◆ Aim of the exercise ◆
Whenever a line contains the string "chevron", copy it out of the entries.

[Data records for software interfaces]

★ ★ ★

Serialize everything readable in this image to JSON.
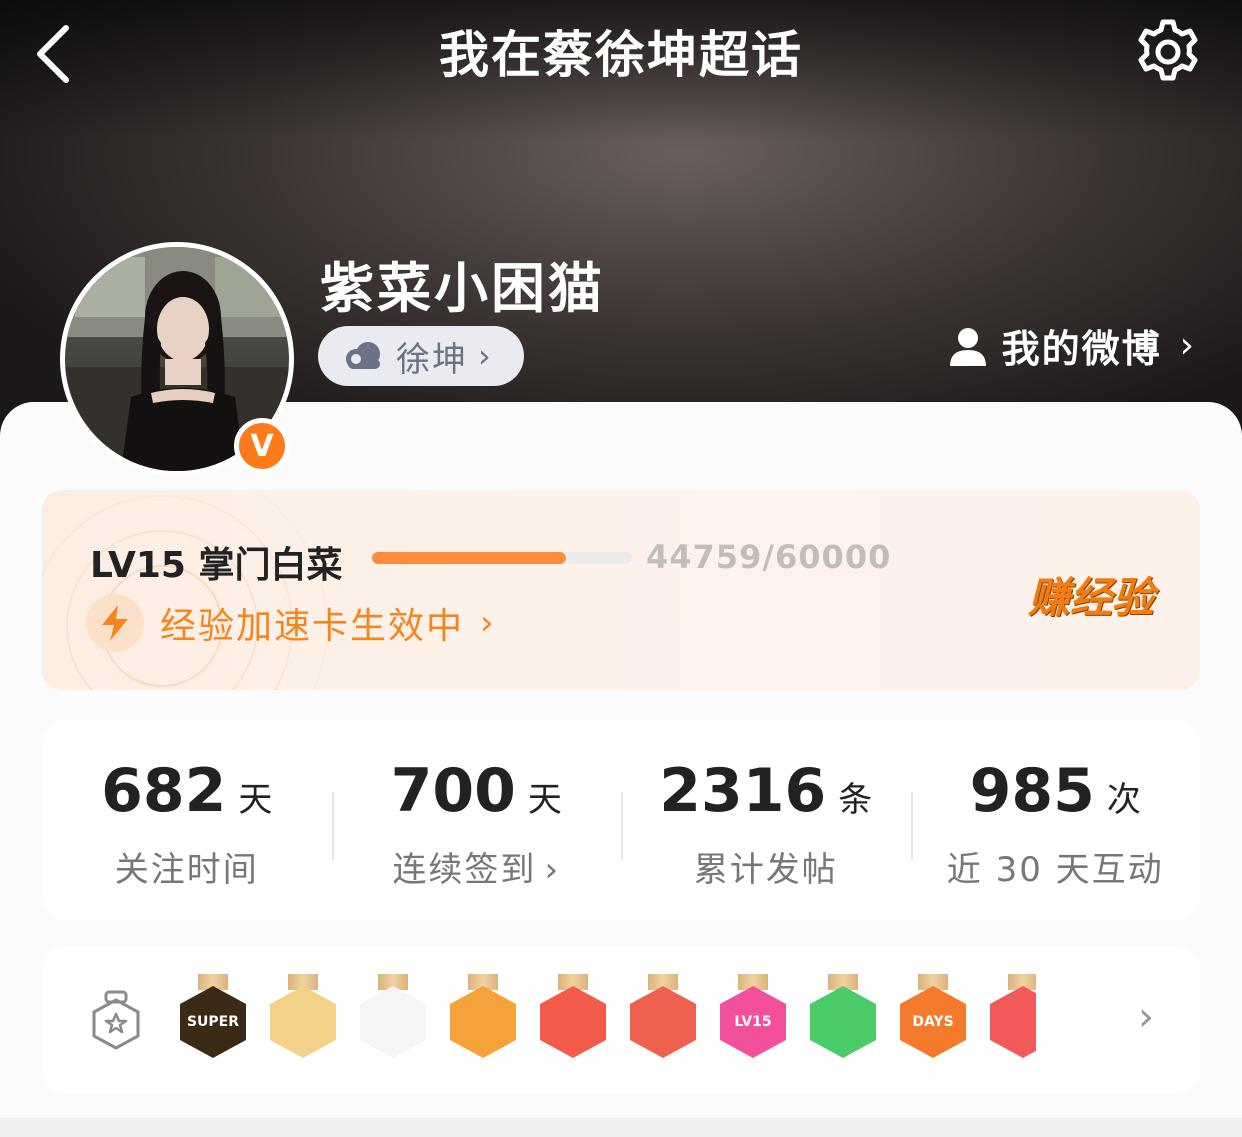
{
  "header": {
    "title": "我在蔡徐坤超话",
    "back_icon": "chevron-left-icon",
    "settings_icon": "gear-icon"
  },
  "profile": {
    "username": "紫菜小困猫",
    "verified_badge": "V",
    "fan_tag": "徐坤",
    "fan_tag_icon": "cloud-icon",
    "my_weibo_label": "我的微博",
    "my_weibo_icon": "person-icon"
  },
  "level": {
    "name": "LV15 掌门白菜",
    "progress_text": "44759/60000",
    "progress_fraction": 0.746,
    "boost_label": "经验加速卡生效中",
    "boost_icon": "lightning-icon",
    "earn_label": "赚经验",
    "accent": "#f5861f"
  },
  "stats": [
    {
      "value": "682",
      "unit": "天",
      "label": "关注时间",
      "link": false
    },
    {
      "value": "700",
      "unit": "天",
      "label": "连续签到",
      "link": true
    },
    {
      "value": "2316",
      "unit": "条",
      "label": "累计发帖",
      "link": false
    },
    {
      "value": "985",
      "unit": "次",
      "label": "近 30 天互动",
      "link": false
    }
  ],
  "medals": {
    "section_icon": "medal-star-icon",
    "items": [
      {
        "name": "super-medal",
        "label": "SUPER",
        "color": "#3a2a16"
      },
      {
        "name": "anime-avatar-medal",
        "label": "",
        "color": "#f3d28a"
      },
      {
        "name": "cowboy-hat-medal",
        "label": "",
        "color": "#ffffff"
      },
      {
        "name": "crown-medal",
        "label": "",
        "color": "#f6a23a"
      },
      {
        "name": "rabbit-medal",
        "label": "",
        "color": "#f25a4a"
      },
      {
        "name": "cat-medal",
        "label": "",
        "color": "#f0604e"
      },
      {
        "name": "lv15-medal",
        "label": "LV15",
        "color": "#f2509a"
      },
      {
        "name": "hand-medal",
        "label": "",
        "color": "#4ccb6a"
      },
      {
        "name": "100-days-medal",
        "label": "DAYS",
        "color": "#f47b2c"
      },
      {
        "name": "trophy-medal",
        "label": "",
        "color": "#f25a5a"
      }
    ],
    "more_icon": "chevron-right-icon"
  }
}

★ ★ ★

◆ Finished exercise ◆
    "back_icon": "chevron-left-icon",
    "more_icon": "chevron-right-icon"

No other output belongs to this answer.